I would definitely propose...
I would definitely propose Coffee/tea and crepe at the Sherpa at rue du Taur ,close to Capitole square.Absolutely THE place to taste DELICIOUS crepes, listen to good music and catch up with your friends! The truth is that now that i am back home i miss my friends from Toulouse.But one of my best memories (didn't seem like good one when we lived it every single night!!) was the promenade we made from our residence to Pl. St.Pierre ,by the river ,the 'allee de Brienne'.
The red roof of Toulouse
Méconu des Touristes (sauf de ceux qui regarderont mes pages sur VT), un lieu insolite de Toulouse que vous devez connaître !
Au dernier étage du grand magasin "Les Nouvelles Galeries", il y a une cafétéria panoramique, avec une terrasse qui surplombe les toits de Toulouse. Si ce que l'on mange là n'est pas extraordinaire, la visite est surtout pour le coup d'oeil, le point de vue.
On voit ici le toit du Donjon du Capitole, ainsi que celui de l'Hôtel de Ville, plus loin, à droite, le clocher de st-Cernin, et de la droite vers la gauche, le clocher mur de l'église du Taur, et la tour de St-Pierre des Cuisines.
Unrecognized of the Tourists (except those that will look at my pages on VT), a place unusual of Toulouse that you must know!
To the last floor of the department store "Les Nouvelles Galleries ", there is a panoramic cafeteria, with a terrace that overhangs the roofs of Toulouse.
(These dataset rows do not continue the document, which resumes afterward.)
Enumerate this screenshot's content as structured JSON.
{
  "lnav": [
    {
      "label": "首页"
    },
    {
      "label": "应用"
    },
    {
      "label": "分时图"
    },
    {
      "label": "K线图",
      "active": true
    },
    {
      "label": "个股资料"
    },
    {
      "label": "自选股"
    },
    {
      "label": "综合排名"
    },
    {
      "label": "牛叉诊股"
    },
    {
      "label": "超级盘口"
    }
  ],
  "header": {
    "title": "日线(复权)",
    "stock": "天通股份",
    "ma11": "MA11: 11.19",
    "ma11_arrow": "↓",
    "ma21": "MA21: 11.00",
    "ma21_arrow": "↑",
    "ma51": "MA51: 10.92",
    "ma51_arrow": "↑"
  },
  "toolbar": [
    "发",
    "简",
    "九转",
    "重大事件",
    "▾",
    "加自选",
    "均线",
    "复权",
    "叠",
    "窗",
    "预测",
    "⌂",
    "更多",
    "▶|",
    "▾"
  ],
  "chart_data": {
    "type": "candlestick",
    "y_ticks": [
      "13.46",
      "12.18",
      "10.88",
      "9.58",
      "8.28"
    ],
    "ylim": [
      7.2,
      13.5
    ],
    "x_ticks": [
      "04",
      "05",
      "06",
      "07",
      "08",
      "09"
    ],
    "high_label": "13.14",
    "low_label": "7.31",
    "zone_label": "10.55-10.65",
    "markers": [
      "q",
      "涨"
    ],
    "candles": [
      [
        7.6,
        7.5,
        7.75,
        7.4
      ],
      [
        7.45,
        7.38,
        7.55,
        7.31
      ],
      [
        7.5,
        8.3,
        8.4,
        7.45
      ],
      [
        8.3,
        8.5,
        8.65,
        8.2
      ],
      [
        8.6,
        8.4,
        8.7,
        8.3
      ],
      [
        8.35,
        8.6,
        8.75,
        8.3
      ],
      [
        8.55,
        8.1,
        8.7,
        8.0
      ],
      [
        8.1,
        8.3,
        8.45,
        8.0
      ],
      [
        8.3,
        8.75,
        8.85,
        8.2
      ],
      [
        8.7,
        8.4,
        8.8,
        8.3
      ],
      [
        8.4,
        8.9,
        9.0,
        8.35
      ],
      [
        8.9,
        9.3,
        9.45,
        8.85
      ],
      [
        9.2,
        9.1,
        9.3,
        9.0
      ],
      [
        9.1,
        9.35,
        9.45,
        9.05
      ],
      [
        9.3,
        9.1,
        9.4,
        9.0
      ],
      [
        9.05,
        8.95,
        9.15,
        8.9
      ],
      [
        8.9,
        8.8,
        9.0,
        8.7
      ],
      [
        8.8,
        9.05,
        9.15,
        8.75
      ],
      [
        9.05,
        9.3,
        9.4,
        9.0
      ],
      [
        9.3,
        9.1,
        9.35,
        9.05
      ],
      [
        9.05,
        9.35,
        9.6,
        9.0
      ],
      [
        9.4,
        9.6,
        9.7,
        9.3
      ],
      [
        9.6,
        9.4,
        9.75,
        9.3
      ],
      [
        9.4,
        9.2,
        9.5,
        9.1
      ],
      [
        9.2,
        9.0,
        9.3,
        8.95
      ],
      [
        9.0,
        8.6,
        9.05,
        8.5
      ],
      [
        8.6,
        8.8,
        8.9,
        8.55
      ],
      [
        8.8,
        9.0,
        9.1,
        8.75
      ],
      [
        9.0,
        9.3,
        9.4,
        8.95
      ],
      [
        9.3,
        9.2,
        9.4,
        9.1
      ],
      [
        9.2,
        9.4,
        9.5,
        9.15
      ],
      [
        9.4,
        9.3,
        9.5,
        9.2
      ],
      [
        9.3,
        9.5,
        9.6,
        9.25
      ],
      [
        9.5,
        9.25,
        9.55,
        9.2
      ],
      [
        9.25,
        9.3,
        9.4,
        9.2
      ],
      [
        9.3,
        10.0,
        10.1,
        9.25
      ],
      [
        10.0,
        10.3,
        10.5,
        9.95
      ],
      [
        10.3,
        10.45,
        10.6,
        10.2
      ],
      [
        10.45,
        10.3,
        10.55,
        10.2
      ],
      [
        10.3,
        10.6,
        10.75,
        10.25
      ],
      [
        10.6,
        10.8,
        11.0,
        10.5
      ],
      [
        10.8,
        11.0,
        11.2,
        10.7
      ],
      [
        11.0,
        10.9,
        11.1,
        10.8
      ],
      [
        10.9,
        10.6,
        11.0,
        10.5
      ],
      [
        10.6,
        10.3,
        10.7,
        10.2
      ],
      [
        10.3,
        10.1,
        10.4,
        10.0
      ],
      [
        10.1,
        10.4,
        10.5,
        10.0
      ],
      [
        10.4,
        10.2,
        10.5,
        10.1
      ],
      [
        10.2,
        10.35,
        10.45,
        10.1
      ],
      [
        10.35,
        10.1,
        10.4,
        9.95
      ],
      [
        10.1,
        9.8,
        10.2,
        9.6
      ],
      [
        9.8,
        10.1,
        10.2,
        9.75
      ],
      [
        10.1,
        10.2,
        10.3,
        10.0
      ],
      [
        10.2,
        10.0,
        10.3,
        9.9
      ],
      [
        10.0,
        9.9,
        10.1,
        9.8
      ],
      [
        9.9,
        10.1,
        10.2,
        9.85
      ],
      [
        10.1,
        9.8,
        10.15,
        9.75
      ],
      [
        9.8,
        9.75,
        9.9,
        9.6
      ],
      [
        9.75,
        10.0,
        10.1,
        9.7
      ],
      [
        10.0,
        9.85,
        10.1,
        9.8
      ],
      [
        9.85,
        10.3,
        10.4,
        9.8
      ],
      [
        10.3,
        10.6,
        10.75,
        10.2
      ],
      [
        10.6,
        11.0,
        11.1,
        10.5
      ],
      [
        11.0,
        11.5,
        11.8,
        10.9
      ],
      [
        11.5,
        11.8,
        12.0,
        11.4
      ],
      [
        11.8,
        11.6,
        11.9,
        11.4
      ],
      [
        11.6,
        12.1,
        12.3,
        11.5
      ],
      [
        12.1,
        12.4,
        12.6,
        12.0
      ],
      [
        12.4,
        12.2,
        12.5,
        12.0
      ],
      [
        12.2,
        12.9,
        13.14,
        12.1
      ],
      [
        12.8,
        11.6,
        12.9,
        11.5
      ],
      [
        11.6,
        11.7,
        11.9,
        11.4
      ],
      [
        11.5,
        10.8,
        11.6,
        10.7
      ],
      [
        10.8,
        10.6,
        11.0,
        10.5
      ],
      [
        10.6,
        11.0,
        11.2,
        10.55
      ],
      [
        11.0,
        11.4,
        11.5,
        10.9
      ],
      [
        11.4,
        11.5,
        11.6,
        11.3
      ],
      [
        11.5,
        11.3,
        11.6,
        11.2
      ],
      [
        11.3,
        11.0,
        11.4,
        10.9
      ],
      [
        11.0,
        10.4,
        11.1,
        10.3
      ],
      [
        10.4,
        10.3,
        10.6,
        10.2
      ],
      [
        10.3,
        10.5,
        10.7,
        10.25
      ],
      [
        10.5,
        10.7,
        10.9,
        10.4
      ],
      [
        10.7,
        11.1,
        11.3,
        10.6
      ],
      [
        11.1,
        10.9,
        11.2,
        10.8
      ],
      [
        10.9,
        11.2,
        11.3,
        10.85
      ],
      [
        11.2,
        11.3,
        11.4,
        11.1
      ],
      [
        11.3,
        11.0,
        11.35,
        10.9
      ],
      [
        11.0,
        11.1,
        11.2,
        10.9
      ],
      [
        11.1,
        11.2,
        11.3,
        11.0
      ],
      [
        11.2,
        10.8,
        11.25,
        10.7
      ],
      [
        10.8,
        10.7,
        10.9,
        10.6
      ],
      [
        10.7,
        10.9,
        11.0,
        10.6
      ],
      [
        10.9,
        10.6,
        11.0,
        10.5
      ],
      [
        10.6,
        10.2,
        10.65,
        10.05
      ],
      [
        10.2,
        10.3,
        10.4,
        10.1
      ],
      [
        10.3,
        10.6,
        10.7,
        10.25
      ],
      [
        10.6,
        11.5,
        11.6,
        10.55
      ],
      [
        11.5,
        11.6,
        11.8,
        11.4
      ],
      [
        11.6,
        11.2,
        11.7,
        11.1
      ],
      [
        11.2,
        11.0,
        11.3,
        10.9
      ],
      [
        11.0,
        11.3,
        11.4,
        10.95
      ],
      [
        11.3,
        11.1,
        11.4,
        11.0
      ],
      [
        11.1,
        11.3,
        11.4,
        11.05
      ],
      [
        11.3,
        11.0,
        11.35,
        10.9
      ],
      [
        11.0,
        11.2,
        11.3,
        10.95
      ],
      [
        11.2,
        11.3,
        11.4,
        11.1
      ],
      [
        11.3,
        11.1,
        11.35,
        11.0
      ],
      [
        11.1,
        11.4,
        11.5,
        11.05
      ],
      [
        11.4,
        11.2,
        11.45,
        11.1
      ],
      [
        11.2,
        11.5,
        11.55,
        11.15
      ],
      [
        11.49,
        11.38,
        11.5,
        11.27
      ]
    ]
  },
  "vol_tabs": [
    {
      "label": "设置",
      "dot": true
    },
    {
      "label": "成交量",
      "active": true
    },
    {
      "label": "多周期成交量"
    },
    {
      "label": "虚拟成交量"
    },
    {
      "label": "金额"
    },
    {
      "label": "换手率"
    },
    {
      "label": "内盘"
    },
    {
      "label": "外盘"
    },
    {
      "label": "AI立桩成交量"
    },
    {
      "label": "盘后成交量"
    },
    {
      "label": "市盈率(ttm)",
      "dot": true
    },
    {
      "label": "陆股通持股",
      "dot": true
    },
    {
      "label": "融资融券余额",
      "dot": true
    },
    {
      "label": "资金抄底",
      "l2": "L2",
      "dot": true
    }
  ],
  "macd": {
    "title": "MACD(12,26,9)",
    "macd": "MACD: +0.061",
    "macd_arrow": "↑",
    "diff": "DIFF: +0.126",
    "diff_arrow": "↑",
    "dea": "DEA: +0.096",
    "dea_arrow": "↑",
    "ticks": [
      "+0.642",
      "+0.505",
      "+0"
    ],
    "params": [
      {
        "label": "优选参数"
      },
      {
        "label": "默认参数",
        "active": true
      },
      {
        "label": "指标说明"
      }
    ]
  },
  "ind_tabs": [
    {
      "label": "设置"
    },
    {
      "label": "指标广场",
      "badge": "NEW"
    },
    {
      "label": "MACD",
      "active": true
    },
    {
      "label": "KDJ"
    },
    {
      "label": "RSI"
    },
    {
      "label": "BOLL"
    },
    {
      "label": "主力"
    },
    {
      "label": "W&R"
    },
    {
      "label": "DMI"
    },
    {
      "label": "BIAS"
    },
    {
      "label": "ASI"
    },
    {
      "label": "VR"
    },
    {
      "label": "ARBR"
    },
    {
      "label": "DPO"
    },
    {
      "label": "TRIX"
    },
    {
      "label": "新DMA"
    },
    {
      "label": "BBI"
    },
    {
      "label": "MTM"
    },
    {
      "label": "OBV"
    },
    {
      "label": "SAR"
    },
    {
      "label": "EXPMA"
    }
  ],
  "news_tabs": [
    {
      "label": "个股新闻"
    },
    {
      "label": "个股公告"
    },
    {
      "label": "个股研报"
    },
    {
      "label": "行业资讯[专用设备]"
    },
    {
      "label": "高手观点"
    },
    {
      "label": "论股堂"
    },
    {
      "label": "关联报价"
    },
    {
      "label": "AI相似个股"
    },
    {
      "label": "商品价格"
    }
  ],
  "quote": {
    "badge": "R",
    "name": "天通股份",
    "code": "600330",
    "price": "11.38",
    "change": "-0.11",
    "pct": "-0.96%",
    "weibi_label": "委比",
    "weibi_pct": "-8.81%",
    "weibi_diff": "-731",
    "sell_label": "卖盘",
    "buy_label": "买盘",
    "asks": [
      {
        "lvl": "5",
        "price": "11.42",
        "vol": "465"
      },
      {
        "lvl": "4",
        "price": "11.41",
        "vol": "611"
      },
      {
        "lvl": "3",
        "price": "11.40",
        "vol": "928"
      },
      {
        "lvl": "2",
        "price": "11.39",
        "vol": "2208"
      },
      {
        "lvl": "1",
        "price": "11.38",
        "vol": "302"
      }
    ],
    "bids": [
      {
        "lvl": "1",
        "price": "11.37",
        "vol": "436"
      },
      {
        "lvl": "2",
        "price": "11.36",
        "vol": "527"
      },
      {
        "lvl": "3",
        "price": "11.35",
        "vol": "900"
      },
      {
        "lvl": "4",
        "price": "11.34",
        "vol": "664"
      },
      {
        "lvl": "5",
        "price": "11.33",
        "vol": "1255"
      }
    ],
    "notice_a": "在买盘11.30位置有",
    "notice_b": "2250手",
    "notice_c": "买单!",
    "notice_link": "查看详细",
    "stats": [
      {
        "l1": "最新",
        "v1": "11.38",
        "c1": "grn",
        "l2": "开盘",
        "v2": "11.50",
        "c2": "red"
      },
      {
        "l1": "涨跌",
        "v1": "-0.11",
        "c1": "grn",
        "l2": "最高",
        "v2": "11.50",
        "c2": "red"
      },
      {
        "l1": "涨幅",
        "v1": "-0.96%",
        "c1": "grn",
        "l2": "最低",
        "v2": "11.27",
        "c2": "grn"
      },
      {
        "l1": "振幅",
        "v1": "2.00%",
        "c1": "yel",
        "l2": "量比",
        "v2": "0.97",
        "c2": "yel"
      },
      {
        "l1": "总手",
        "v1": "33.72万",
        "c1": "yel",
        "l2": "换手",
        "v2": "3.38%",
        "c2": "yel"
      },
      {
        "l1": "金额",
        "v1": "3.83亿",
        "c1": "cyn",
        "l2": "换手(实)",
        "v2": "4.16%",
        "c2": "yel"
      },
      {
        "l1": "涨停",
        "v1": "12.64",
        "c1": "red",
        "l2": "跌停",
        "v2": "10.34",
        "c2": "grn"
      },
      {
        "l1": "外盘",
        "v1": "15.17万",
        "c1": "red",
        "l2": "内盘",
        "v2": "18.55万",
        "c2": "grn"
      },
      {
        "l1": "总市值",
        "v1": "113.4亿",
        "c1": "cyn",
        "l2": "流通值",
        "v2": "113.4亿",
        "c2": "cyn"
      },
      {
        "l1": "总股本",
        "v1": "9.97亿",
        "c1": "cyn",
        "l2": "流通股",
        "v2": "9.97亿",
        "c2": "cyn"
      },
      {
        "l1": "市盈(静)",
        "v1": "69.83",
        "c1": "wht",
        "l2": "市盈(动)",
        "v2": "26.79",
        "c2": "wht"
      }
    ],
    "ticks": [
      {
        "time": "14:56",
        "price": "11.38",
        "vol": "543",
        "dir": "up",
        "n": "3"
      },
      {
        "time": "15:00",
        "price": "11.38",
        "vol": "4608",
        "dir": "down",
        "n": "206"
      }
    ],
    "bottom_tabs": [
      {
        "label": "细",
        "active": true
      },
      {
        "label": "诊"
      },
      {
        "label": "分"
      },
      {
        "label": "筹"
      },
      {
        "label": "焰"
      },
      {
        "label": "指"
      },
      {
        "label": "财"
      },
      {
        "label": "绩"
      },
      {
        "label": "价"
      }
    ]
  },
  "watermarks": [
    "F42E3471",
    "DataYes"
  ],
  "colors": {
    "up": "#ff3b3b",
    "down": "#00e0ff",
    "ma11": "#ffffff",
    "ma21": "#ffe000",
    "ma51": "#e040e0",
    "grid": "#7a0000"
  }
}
If what one eats there is not extraordinary, the visit is especially for the glance, the point of view.
One sees here the roof of the Dongeon du Capitole, as well as the one of the city hall, farther, on the right, the bell-tower of St-Cernin, and of the right toward the left, the bell-tower wall of the church of the Taur, and the tower of St.-Pierre des Cuisines.
Ostal de l'Occitània
The Maison de l’Occitanie is a sort of cultural and activist centre that strives to protect the Occitan language and culture and to encourage their adoption and reinvigoration by the people of Toulouse. It offers all sorts of courses on Occitan and the culture of the area, as well as small art exhibits, performances and the like. I don’t believe that there is a bookstore – at least I didn’t see one. In truth, the Maison de l’Occitanie is nothing special if you are not interested specifically in the culture and language of the south of France. There are no big exhibits or explanations (unfortunately) and the centre serves more as a meeting place for enthusiasts than a pro-active centre for recruitment of Occitan speakers. Nevertheless, if you’re traveling through the Pyrenees and are interested in the local cultures and the movements in their defense, it is instructive to stop by the centre and have a look at what it is engaged in.
The Maison de l'Occitanie is at 11 rue Malcousinat, just off of Rue des Changes, a block north of Rue Metz.
Price: Its a bit more expensive but worth every penny! The quality of both food and wine is top-notch and the atmosphere is great!
Atmosphere: This place does get quite busy after 11 on weekends, so if it's relaxation and calm you are looking for, have an early meal. The Wine is excellent!! Favorite Tapas: Mussels in red sauce and the small fried fish 'pescaditos fritos'. Hmmm...
A St. Sernin Visit: The Miegeville Door (3)
The Miegeville Door (Occitan “mieja vila”, center of town, which it faces) is halfway along the nave and was built in the 1110-15 period. At the same time the school of sculptors were working on the Great Tympanum for Moissac, which served as the prototype for all that followed. This panel is a simplified version of the plan, probably in part because it is for a much narrower doorway. The construction is the same: large carved bas-relief panels above and smaller ones below as a lintel, secured and separated by a decorative floral band. Note that the Ascending Christ is bearded (not clean-shaven as he is in the earlier Ambulatory here and that the supporting angels do not use a mandorla). The Apostles below and the Acclaiming Angels above have Archaic hair or headgear, folded garments and hyper extended feet. Since the carving is excellent and the figures show plasticity and movement, this technic may indicate a desire to be “conservative” and does not mean lack of skill. On the jamb edges one of the supporting ends has a David and his Harp. There are figurated capitals on the jamb columns and these are finer than those on the Counts’ Door, being 30 years further on.(illustrated are an Annunciation and Visitation). The cornice has the finest modillions.